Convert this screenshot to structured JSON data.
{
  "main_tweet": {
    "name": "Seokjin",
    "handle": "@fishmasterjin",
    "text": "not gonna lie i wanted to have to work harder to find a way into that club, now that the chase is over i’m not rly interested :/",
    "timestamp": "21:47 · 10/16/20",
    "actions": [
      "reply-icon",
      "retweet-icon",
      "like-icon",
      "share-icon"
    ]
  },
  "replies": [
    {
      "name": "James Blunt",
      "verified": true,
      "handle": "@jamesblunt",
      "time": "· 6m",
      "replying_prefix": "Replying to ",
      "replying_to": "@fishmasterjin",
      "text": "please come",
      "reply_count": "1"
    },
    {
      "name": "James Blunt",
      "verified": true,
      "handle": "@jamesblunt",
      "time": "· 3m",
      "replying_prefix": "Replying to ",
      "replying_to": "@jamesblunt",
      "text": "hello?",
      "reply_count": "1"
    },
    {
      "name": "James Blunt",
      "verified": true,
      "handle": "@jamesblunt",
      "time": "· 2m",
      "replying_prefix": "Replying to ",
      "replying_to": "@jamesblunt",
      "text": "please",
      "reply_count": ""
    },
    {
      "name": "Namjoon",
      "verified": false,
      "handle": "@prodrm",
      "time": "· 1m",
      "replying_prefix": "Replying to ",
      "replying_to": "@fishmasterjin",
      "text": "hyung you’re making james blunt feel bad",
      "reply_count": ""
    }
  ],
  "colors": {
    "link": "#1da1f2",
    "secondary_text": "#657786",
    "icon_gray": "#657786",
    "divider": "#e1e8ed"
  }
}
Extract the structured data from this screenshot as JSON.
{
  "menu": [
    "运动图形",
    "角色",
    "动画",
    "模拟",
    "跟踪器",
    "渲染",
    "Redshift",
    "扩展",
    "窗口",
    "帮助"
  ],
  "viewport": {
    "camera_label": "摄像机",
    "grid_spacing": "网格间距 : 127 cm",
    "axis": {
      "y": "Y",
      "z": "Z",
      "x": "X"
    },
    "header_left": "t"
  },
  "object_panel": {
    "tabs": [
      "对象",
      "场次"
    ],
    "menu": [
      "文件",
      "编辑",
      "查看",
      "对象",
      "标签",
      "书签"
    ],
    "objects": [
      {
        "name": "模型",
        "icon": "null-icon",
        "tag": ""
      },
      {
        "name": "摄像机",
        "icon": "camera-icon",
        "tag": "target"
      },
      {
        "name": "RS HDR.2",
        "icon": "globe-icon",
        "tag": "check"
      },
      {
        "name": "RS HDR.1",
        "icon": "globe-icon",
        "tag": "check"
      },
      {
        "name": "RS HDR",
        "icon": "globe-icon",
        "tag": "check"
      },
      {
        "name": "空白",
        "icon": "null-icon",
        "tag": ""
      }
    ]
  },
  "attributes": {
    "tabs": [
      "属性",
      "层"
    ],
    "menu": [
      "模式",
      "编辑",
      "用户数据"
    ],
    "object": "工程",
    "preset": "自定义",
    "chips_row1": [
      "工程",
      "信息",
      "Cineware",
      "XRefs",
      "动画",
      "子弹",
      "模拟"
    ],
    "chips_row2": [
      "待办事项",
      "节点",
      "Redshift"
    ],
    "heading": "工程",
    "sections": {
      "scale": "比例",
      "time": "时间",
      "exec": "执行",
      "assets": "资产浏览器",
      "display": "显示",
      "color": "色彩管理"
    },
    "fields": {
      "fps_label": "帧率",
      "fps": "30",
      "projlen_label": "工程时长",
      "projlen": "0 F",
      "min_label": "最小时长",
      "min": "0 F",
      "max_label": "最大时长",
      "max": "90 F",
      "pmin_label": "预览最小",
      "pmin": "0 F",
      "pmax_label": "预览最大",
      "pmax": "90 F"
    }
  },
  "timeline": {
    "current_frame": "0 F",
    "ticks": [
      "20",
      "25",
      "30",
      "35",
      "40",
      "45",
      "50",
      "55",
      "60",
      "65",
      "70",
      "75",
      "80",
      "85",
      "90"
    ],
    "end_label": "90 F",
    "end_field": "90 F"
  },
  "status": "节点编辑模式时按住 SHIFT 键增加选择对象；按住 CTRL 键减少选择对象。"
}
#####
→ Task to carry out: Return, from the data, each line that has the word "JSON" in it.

→ Task output:
Convert this screenshot to structured JSON data.
Extract the structured data from this screenshot as JSON.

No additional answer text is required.